I also feel that questions involving which specific components to use are liable to be seen as inappropriate. In all the above cases I feel a key is "what engineering is involved, what EE aspects can be learned from this and how relevant and valuable is this liable to be to others. I'd hope that this sort of yopic could be discussed amicably between mods and/or in meta.
- What sort of time per week would you be able to dedicate to moderation and would it be something where you'd be in a position to keep your eye on things for a large portion of the day or would you be limited to after work / school / weekends etc? It might also be useful to know your timezone and any other information about your availability.
I check in often during most days (too often :-) ).
I spend too much time on the 'net and on SE.
I'm in GMT +12 for Northern spring & summer and GMT+13 for Northern Autumn & Winter
- Stack Exchange sites can largely be moderated by regular users with sufficient reputation. If you've performed a relatively low amount of work handling review queues and voting to close / reopen questions in the past it can make it hard for the community to evaluate your moderation style. If you fall into that category can you explain why you'd like to be a diamond moderator when you haven't performed much community moderation in the past?
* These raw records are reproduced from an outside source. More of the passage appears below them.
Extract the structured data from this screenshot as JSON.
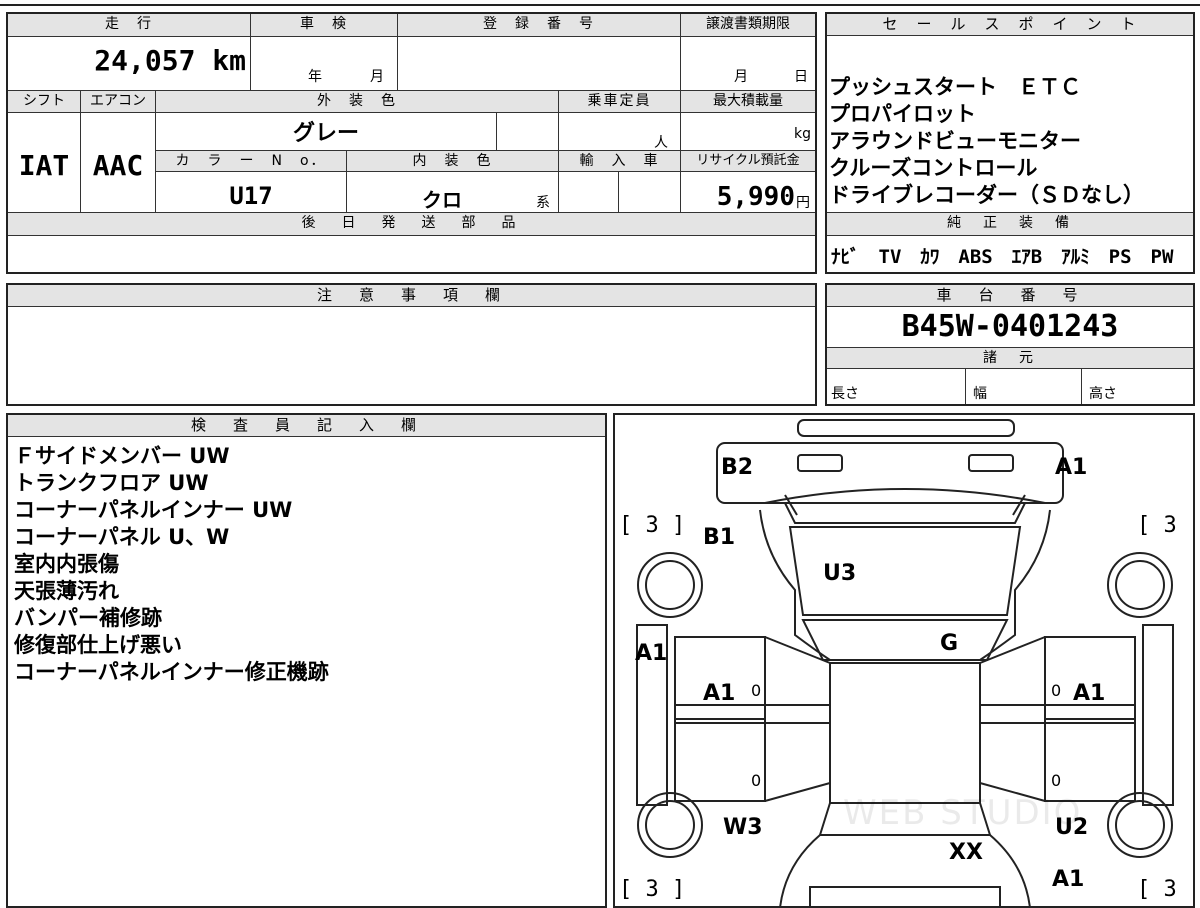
{
  "vehicle": {
    "mileage_label": "走　行",
    "mileage": "24,057 km",
    "shaken_label": "車　検",
    "shaken_year": "年",
    "shaken_month": "月",
    "reg_label": "登　録　番　号",
    "transfer_label": "譲渡書類期限",
    "transfer_month": "月",
    "transfer_day": "日",
    "shift_label": "シフト",
    "shift": "IAT",
    "ac_label": "エアコン",
    "ac": "AAC",
    "ext_color_label": "外　装　色",
    "ext_color": "グレー",
    "capacity_label": "乗車定員",
    "capacity_unit": "人",
    "max_load_label": "最大積載量",
    "max_load_unit": "kg",
    "color_no_label": "カ　ラ　ー　N　o．",
    "color_no": "U17",
    "int_color_label": "内　装　色",
    "int_color": "クロ",
    "int_color_suffix": "系",
    "import_label": "輸　入　車",
    "recycle_label": "リサイクル預託金",
    "recycle": "5,990",
    "recycle_unit": "円",
    "later_parts_label": "後　日　発　送　部　品"
  },
  "sales": {
    "label": "セ　ー　ル　ス　ポ　イ　ン　ト",
    "points": [
      "プッシュスタート　ＥＴＣ",
      "プロパイロット",
      "アラウンドビューモニター",
      "クルーズコントロール",
      "ドライブレコーダー（ＳＤなし）"
    ]
  },
  "genuine": {
    "label": "純　正　装　備",
    "items": "ﾅﾋﾞ　TV　ｶﾜ　ABS　ｴｱB　ｱﾙﾐ　PS　PW"
  },
  "notes": {
    "label": "注　意　事　項　欄"
  },
  "chassis": {
    "label": "車　台　番　号",
    "number": "B45W-0401243"
  },
  "specs": {
    "label": "諸　元",
    "length": "長さ",
    "width": "幅",
    "height": "高さ"
  },
  "inspector": {
    "label": "検　査　員　記　入　欄",
    "lines": [
      "Ｆサイドメンバー UW",
      "トランクフロア UW",
      "コーナーパネルインナー UW",
      "コーナーパネル U、W",
      "室内内張傷",
      "天張薄汚れ",
      "バンパー補修跡",
      "修復部仕上げ悪い",
      "コーナーパネルインナー修正機跡"
    ]
  },
  "diagram": {
    "labels": [
      "B2",
      "A1",
      "B1",
      "U3",
      "G",
      "A1",
      "A1",
      "A1",
      "A1",
      "W3",
      "U2",
      "XX",
      "A1"
    ],
    "tire": "[ 3 ]",
    "zero": "0",
    "watermark": "WEB STUDIO"
  }
}
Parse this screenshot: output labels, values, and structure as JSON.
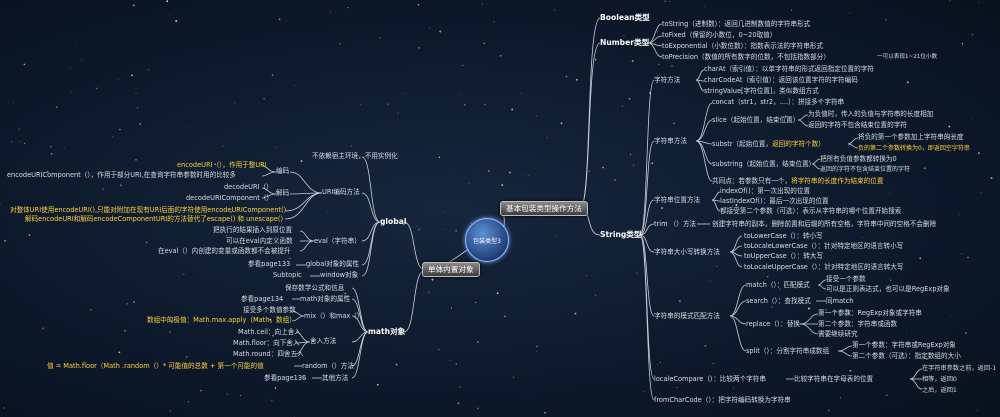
{
  "root": "包装类型3",
  "main_branches": {
    "basic": "基本包装类型操作方法",
    "builtin": "单体内置对象"
  },
  "right": {
    "boolean": "Boolean类型",
    "number": "Number类型",
    "number_methods": [
      "toString（进制数）：返回几进制数值的字符串形式",
      "toFixed（保留的小数位，0~20取值）",
      "toExponential（小数位数）：指数表示法的字符串形式",
      "toPrecision（数值的所有数字的位数，不包括指数部分）"
    ],
    "precision_note": "一可以表现1~21位小数",
    "string": "String类型",
    "char_methods": "字符方法",
    "charAt": "charAt（索引值）：以单字符串的形式返回指定位置的字符",
    "charCodeAt": "charCodeAt（索引值）：返回该位置字符的字符编码",
    "stringValue": "stringValue[字符位置]，类似数组方式",
    "string_ops": "字符串方法",
    "concat": "concat（str1，str2，....）：拼接多个字符串",
    "slice": "slice（起始位置，结束位置）",
    "slice_notes": [
      "为负值时，传入的负值与字符串的长度相加",
      "返回的字符不包含结束位置的字符"
    ],
    "substr_a": "substr（起始位置，",
    "substr_b": "返回的字符个数）",
    "substr_notes": [
      "将负的第一个参数加上字符串的长度",
      "负的第二个参数转换为0，即返回空字符串"
    ],
    "substring": "substring（起始位置，结束位置）",
    "substring_notes": [
      "把所有负值参数都转换为0",
      "返回的字符不包含结束位置的字符"
    ],
    "common_a": "共同点：若参数只有一个，",
    "common_b": "将字符串的长度作为结束的位置",
    "position_methods": "字符串位置方法",
    "indexOf": "indexOf()：第一次出现的位置",
    "lastIndexOf": "lastIndexOf()：最后一次出现的位置",
    "position_note": "都接受第二个参数（可选）：表示从字符串的哪个位置开始搜索",
    "trim": "trim （）方法",
    "trim_desc": "创建字符串的副本，删除前置和后缀的所有空格，字符串中间的空格不会删除",
    "case_methods": "字符串大小写转换方法",
    "case_items": [
      "toLowerCase（）：转小写",
      "toLocaleLowerCase（）：针对特定地区的语言转小写",
      "toUpperCase（）：转大写",
      "toLocaleUpperCase（）：针对特定地区的语言转大写"
    ],
    "pattern_methods": "字符串的模式匹配方法",
    "match": "match（）：匹配模式",
    "match_notes": [
      "接受一个参数",
      "可以是正则表达式，也可以是RegExp对象"
    ],
    "search": "search（）：查找模式",
    "search_note": "同match",
    "replace": "replace（）：替换",
    "replace_notes": [
      "第一个参数：RegExp对象或字符串",
      "第二个参数：字符串或函数",
      "需要继续研究"
    ],
    "split": "split（）：分割字符串成数组",
    "split_notes": [
      "第一个参数：字符串或RegExp对象",
      "第二个参数（可选）：指定数组的大小"
    ],
    "localeCompare": "localeCompare（）：比较两个字符串",
    "localeCompare_desc": "比较字符串在字母表的位置",
    "localeCompare_results": [
      "在字符串参数之前，返回-1",
      "相等，返回0",
      "之后，返回1"
    ],
    "fromCharCode": "fromCharCode（）：把字符编码转换为字符串"
  },
  "left": {
    "global": "global",
    "global_top": "不依赖宿主环境，不用实例化",
    "uri_methods": "URI编码方法",
    "encode": "编码",
    "encodeURI": "encodeURI（），作用于整URI",
    "encodeURIComponent": "encodeURIComponent（），作用于部分URI,在查询字符串参数时用的比较多",
    "decode": "解码",
    "decodeURI": "decodeURI（）",
    "decodeURIComponent": "decodeURIComponent（）",
    "escape_note_1": "对整体URI使用encodeURI(),只能对附加在现有URI后面的字符使用encodeURIComponent()",
    "escape_note_2": "解码encodeURI和解码encodeComponentURI的方法替代了escape() 和 unescape()",
    "eval": "eval（字符串）",
    "eval_notes": [
      "把执行的结果插入到原位置",
      "可以在eval内定义函数",
      "在eval（）内创建的变量或函数都不会被提升"
    ],
    "global_props": "global对象的属性",
    "global_props_ref": "参看page133",
    "window": "window对象",
    "window_note": "Subtopic",
    "math": "math对象",
    "math_desc": "保存数学公式和信息",
    "math_props": "math对象的属性",
    "math_props_ref": "参看page134",
    "minmax": "mix（）和max（）",
    "minmax_notes": [
      "接受多个数值参数",
      "数组中的极值：Math.max.apply（Math，数组）"
    ],
    "rounding": "舍入方法",
    "rounding_items": [
      "Math.ceil：向上舍入",
      "Math.floor：向下舍入",
      "Math.round：四舍五入"
    ],
    "random": "random（）方法",
    "random_formula": "值 = Math.floor（Math .random（）* 可能值的总数 + 第一个可能的值",
    "other": "其他方法",
    "other_ref": "参看page136"
  }
}
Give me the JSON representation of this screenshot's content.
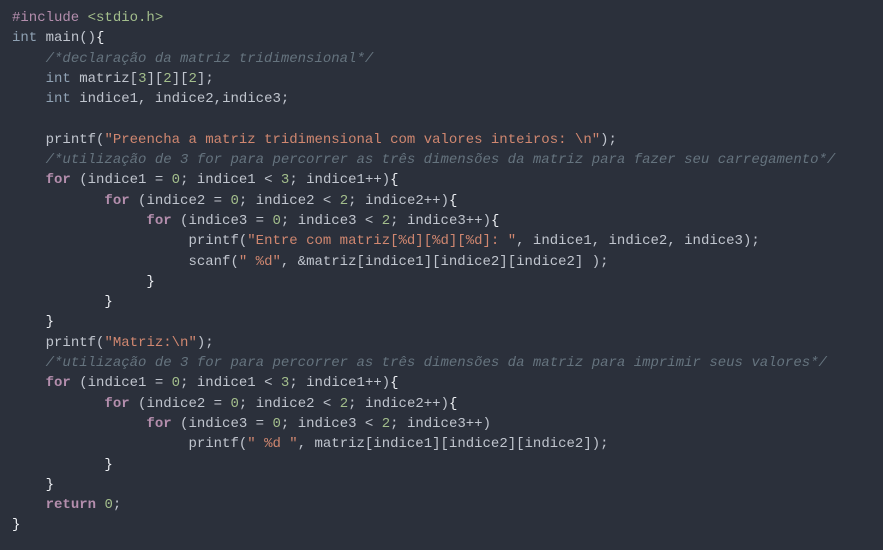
{
  "code": {
    "line1": {
      "include": "#include",
      "path": "<stdio.h>"
    },
    "line2": {
      "type": "int",
      "name": "main"
    },
    "line3": {
      "comment": "/*declaração da matriz tridimensional*/"
    },
    "line4": {
      "type": "int",
      "var": "matriz",
      "dim1": "3",
      "dim2": "2",
      "dim3": "2"
    },
    "line5": {
      "type": "int",
      "var1": "indice1",
      "var2": "indice2",
      "var3": "indice3"
    },
    "line7": {
      "func": "printf",
      "str": "\"Preencha a matriz tridimensional com valores inteiros: \\n\""
    },
    "line8": {
      "comment": "/*utilização de 3 for para percorrer as três dimensões da matriz para fazer seu carregamento*/"
    },
    "line9": {
      "kw": "for",
      "var": "indice1",
      "init": "0",
      "cond": "3"
    },
    "line10": {
      "kw": "for",
      "var": "indice2",
      "init": "0",
      "cond": "2"
    },
    "line11": {
      "kw": "for",
      "var": "indice3",
      "init": "0",
      "cond": "2"
    },
    "line12": {
      "func": "printf",
      "str": "\"Entre com matriz[%d][%d][%d]: \"",
      "args": ", indice1, indice2, indice3"
    },
    "line13": {
      "func": "scanf",
      "str": "\" %d\"",
      "args": ", &matriz[indice1][indice2][indice2] "
    },
    "line17": {
      "func": "printf",
      "str": "\"Matriz:\\n\""
    },
    "line18": {
      "comment": "/*utilização de 3 for para percorrer as três dimensões da matriz para imprimir seus valores*/"
    },
    "line19": {
      "kw": "for",
      "var": "indice1",
      "init": "0",
      "cond": "3"
    },
    "line20": {
      "kw": "for",
      "var": "indice2",
      "init": "0",
      "cond": "2"
    },
    "line21": {
      "kw": "for",
      "var": "indice3",
      "init": "0",
      "cond": "2"
    },
    "line22": {
      "func": "printf",
      "str": "\" %d \"",
      "args": ", matriz[indice1][indice2][indice2]"
    },
    "line25": {
      "kw": "return",
      "val": "0"
    }
  }
}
Otherwise if you feel that you have done your fair share of moderation either here or on other SE sites feel free to highlight the work you've done.
I spend less time on review queues than many, but non-zero.
I'm more likely to see low quality or VTC questions and improve them and/or interact with the OP. I tend to place 'useful' technical comments on questions. If answers appear good but missing in some component I may add a "complementary" answer - one which is not aimed to be complete but which is useful. I'll suggest answer additions or changes in comments on existing answers. This approach does not optimise attaining 'rep' - what would I do with it? :-) . This may not be seen as formal moderation but the aim is to improve site quality and both querant and answerer satisfaction.